was the validity of the Notice of Sale per se. Meanwhile, in the present case,
the issue is the validity of the foreclosure sale in view of the presence of
usurious interest charges.
WHEREFORE, the petition for review on certiorari is hereby DENIED. The
Decision dated September 11, 2009 and Resolution dated May 17, 2010 of the
Court of Appeals in CA-G.R. CV No. 89420 are AFFIRMED.
With costs against petitioner.
SO ORDERED.
MARTIN S. VILLARAMA, JR.
Associate Justice
WE CONCUR:
MARIA LOURDES P. A. SERENO
Chief Justice
Chairperson
LUCAS P. BERSAMIN
Associate Justice

JOSE CATRAL MENDOZA*


Associate Justice

BIENVENIDO L. REYES
Associate Justice

17

C E R TI F I C ATI O N

Pursuant to Section 13, Article VIII of the 1987 Constitution, I certify that the
conclusions in the above Decision had been reached in consultation before the
case was assigned to the writer of the opinion of the Court's Division.
MARIA LOURDES P. A. SERENO
Chief Justice

Footnotes
* Designated additional member per Special Order No. 1738
dated July 31, 2014.
Rollo, pp. 28-38. Penned by Associate Justice Josefina
Guevara-Salonga with Associate Justices Celia C. LibreaLeagogo and Priscilla J. Baltazar-Padilla concurring.
1

Id. at 40-41.

Id. at 49-54. Penned by Presiding Judge Maria Cristina J.


Cornejo.
3

Records, pp. 34-35. The Second Notice was dated April 28,
1999.
7

Id. at 59-60.

Id. at 36.

10

Id. at 1-5.

11

Rollo, pp. 37-38.

Art. 1956. No interest shall be due unless it has been


expressly stipulated in writing.
12

13

Rollo, p. 14.

14

See Puerto v. Court of Appeals, 432 Phil. 743, 759 (2002).

15

549 Phil. 180, 193 (2007).

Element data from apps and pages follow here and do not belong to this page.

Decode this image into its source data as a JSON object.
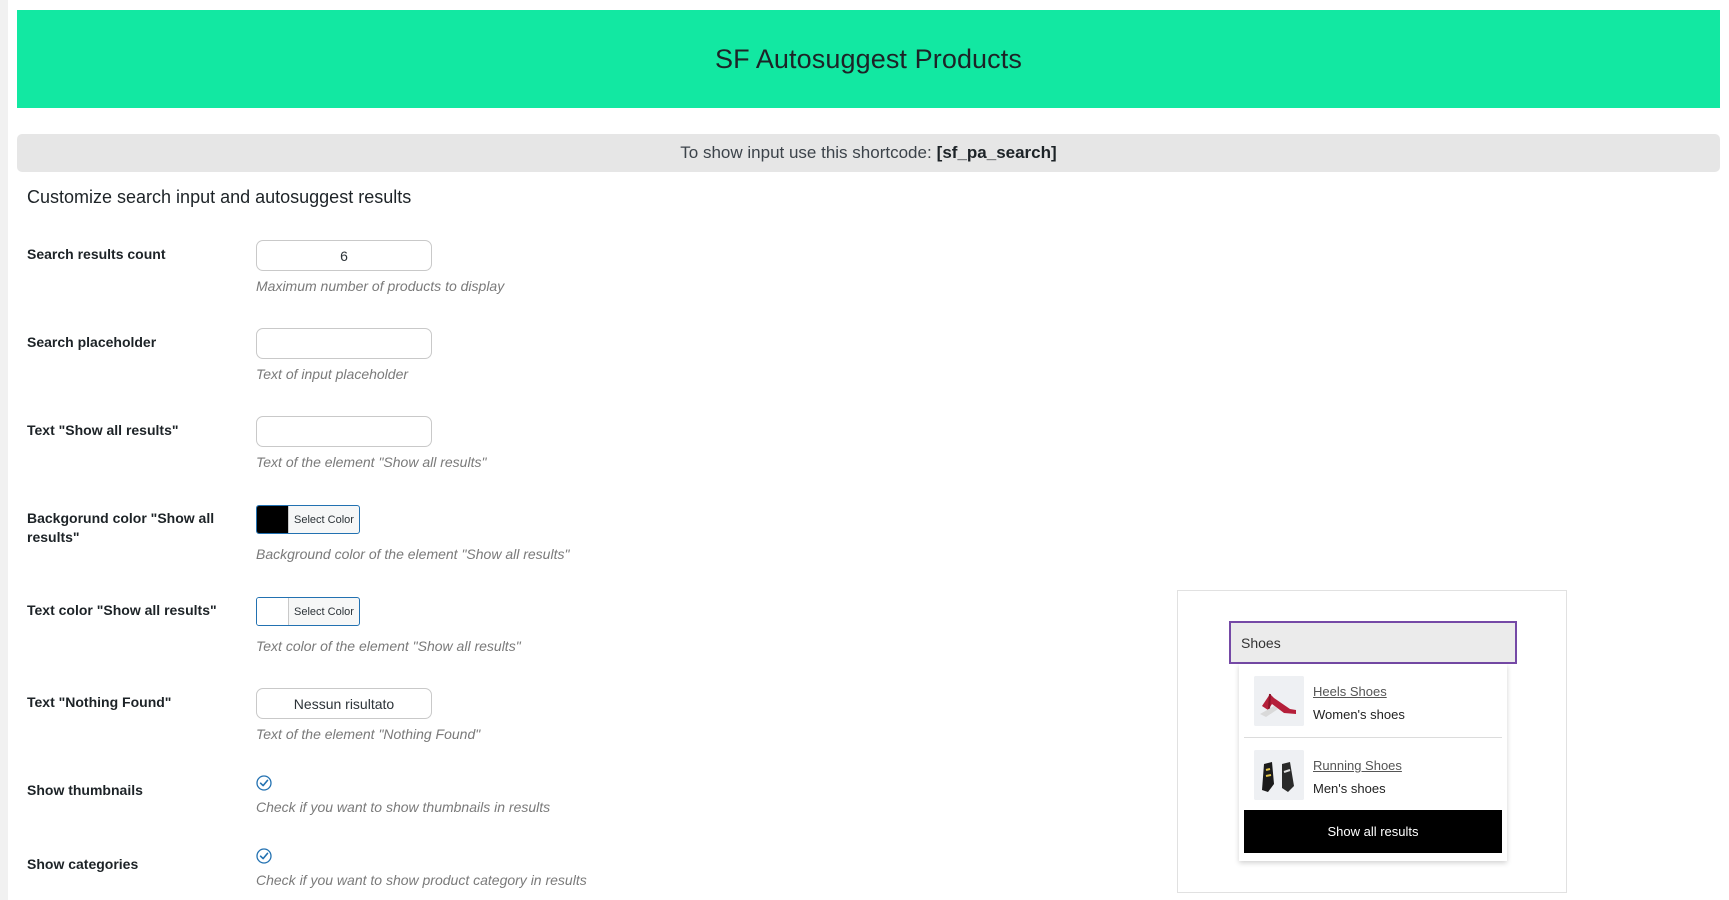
{
  "header": {
    "title": "SF Autosuggest Products"
  },
  "shortcode": {
    "text": "To show input use this shortcode:",
    "code": "[sf_pa_search]"
  },
  "section_title": "Customize search input and autosuggest results",
  "settings": {
    "results_count": {
      "label": "Search results count",
      "value": "6",
      "description": "Maximum number of products to display"
    },
    "placeholder": {
      "label": "Search placeholder",
      "value": "",
      "description": "Text of input placeholder"
    },
    "show_all_text": {
      "label": "Text \"Show all results\"",
      "value": "",
      "description": "Text of the element \"Show all results\""
    },
    "bg_color": {
      "label": "Backgorund color \"Show all results\"",
      "button": "Select Color",
      "color": "#000000",
      "description": "Background color of the element \"Show all results\""
    },
    "text_color": {
      "label": "Text color \"Show all results\"",
      "button": "Select Color",
      "color": "#ffffff",
      "description": "Text color of the element \"Show all results\""
    },
    "nothing_found": {
      "label": "Text \"Nothing Found\"",
      "value": "Nessun risultato",
      "description": "Text of the element \"Nothing Found\""
    },
    "show_thumbnails": {
      "label": "Show thumbnails",
      "checked": true,
      "description": "Check if you want to show thumbnails in results"
    },
    "show_categories": {
      "label": "Show categories",
      "checked": true,
      "description": "Check if you want to show product category in results"
    }
  },
  "preview": {
    "input_value": "Shoes",
    "results": [
      {
        "title": "Heels Shoes",
        "category": "Women's shoes",
        "thumb_icon": "heels-shoe-icon"
      },
      {
        "title": "Running Shoes",
        "category": "Men's shoes",
        "thumb_icon": "running-shoe-icon"
      }
    ],
    "show_all_label": "Show all results"
  },
  "colors": {
    "header_bg": "#12e8a2",
    "accent_border": "#7549a6",
    "checkbox": "#2271b1"
  }
}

16

Id. at 194-195.

G.R. No. 168940, November 24, 2009, 605 SCRA 231, 243244.
17

Records, p. 6.

Id. at 7.

Rollo, pp. 29-30.